Task objective
Print all of the records. Exclude the images.

*** Opening Information ***

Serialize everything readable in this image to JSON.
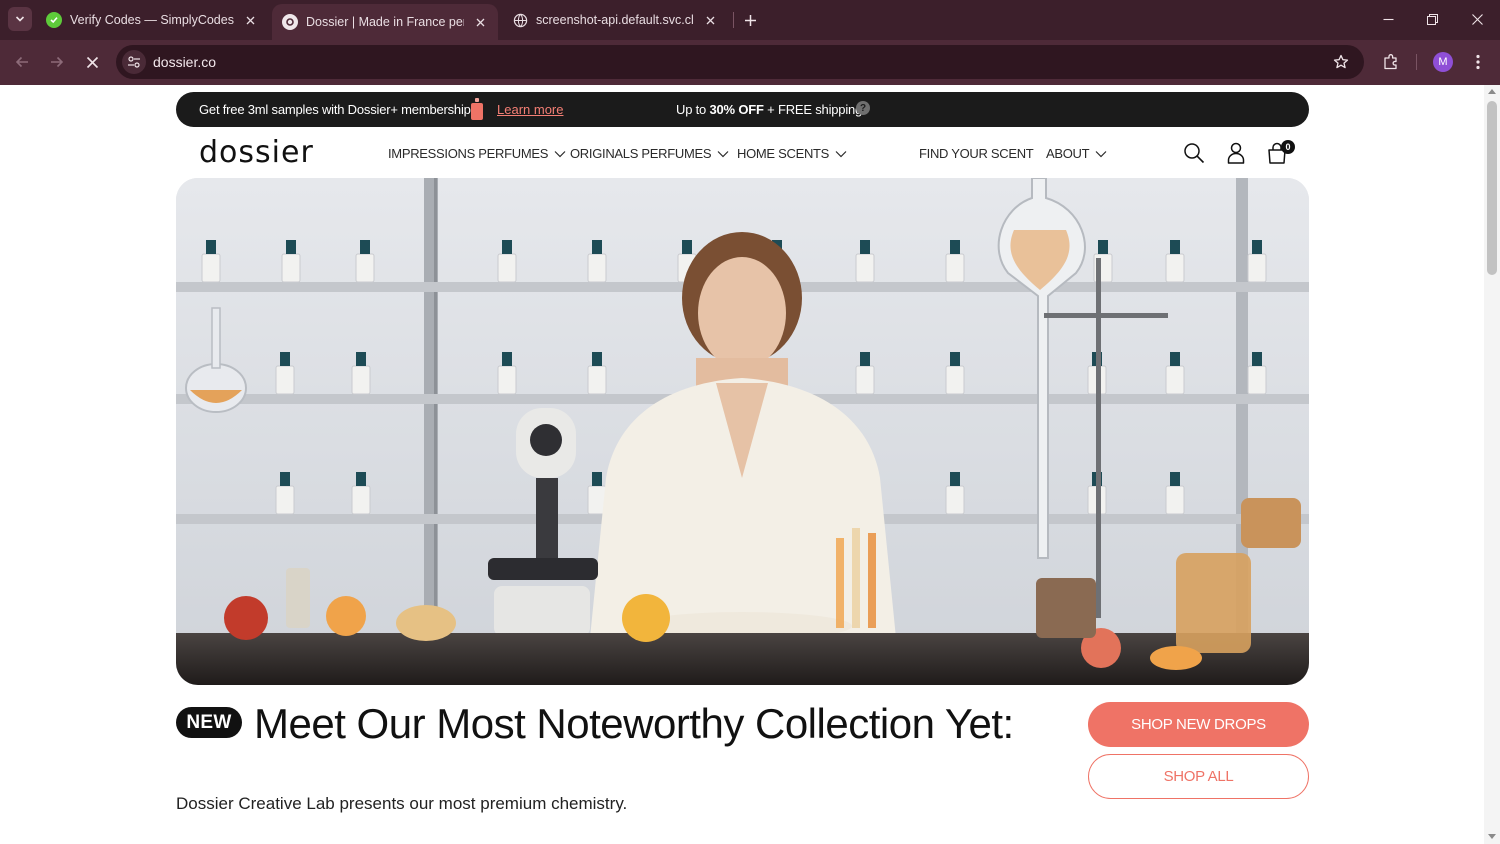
{
  "browser": {
    "tabs": [
      {
        "title": "Verify Codes — SimplyCodes",
        "active": false
      },
      {
        "title": "Dossier | Made in France perfume",
        "active": true
      },
      {
        "title": "screenshot-api.default.svc.cluster.local",
        "active": false
      }
    ],
    "address": "dossier.co",
    "profile_initial": "M",
    "colors": {
      "tabstrip": "#3c1f2b",
      "toolbar": "#4e2a38"
    }
  },
  "promo": {
    "left_text": "Get free 3ml samples with Dossier+ membership",
    "link": "Learn more",
    "right_prefix": "Up to",
    "right_bold": "30% OFF",
    "right_suffix": "+ FREE shipping",
    "help": "?"
  },
  "header": {
    "logo": "dossier",
    "nav": [
      {
        "label": "IMPRESSIONS PERFUMES",
        "dropdown": true
      },
      {
        "label": "ORIGINALS PERFUMES",
        "dropdown": true
      },
      {
        "label": "HOME SCENTS",
        "dropdown": true
      },
      {
        "label": "FIND YOUR SCENT",
        "dropdown": false
      },
      {
        "label": "ABOUT",
        "dropdown": true
      }
    ],
    "cart_count": "0"
  },
  "main": {
    "badge": "NEW",
    "headline": "Meet Our Most Noteworthy Collection Yet:",
    "subtext": "Dossier Creative Lab presents our most premium chemistry.",
    "primary_cta": "SHOP NEW DROPS",
    "secondary_cta": "SHOP ALL"
  },
  "colors": {
    "accent": "#ef7366",
    "dark": "#111111",
    "promo_bg": "#1b1b1b"
  }
}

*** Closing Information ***

Response box
Serialize everything readable in this image to JSON.
{
  "browser": {
    "tabs": [
      {
        "title": "Verify Codes — SimplyCodes",
        "active": false
      },
      {
        "title": "Dossier | Made in France perfume",
        "active": true
      },
      {
        "title": "screenshot-api.default.svc.cluster.local",
        "active": false
      }
    ],
    "address": "dossier.co",
    "profile_initial": "M",
    "colors": {
      "tabstrip": "#3c1f2b",
      "toolbar": "#4e2a38"
    }
  },
  "promo": {
    "left_text": "Get free 3ml samples with Dossier+ membership",
    "link": "Learn more",
    "right_prefix": "Up to",
    "right_bold": "30% OFF",
    "right_suffix": "+ FREE shipping",
    "help": "?"
  },
  "header": {
    "logo": "dossier",
    "nav": [
      {
        "label": "IMPRESSIONS PERFUMES",
        "dropdown": true
      },
      {
        "label": "ORIGINALS PERFUMES",
        "dropdown": true
      },
      {
        "label": "HOME SCENTS",
        "dropdown": true
      },
      {
        "label": "FIND YOUR SCENT",
        "dropdown": false
      },
      {
        "label": "ABOUT",
        "dropdown": true
      }
    ],
    "cart_count": "0"
  },
  "main": {
    "badge": "NEW",
    "headline": "Meet Our Most Noteworthy Collection Yet:",
    "subtext": "Dossier Creative Lab presents our most premium chemistry.",
    "primary_cta": "SHOP NEW DROPS",
    "secondary_cta": "SHOP ALL"
  },
  "colors": {
    "accent": "#ef7366",
    "dark": "#111111",
    "promo_bg": "#1b1b1b"
  }
}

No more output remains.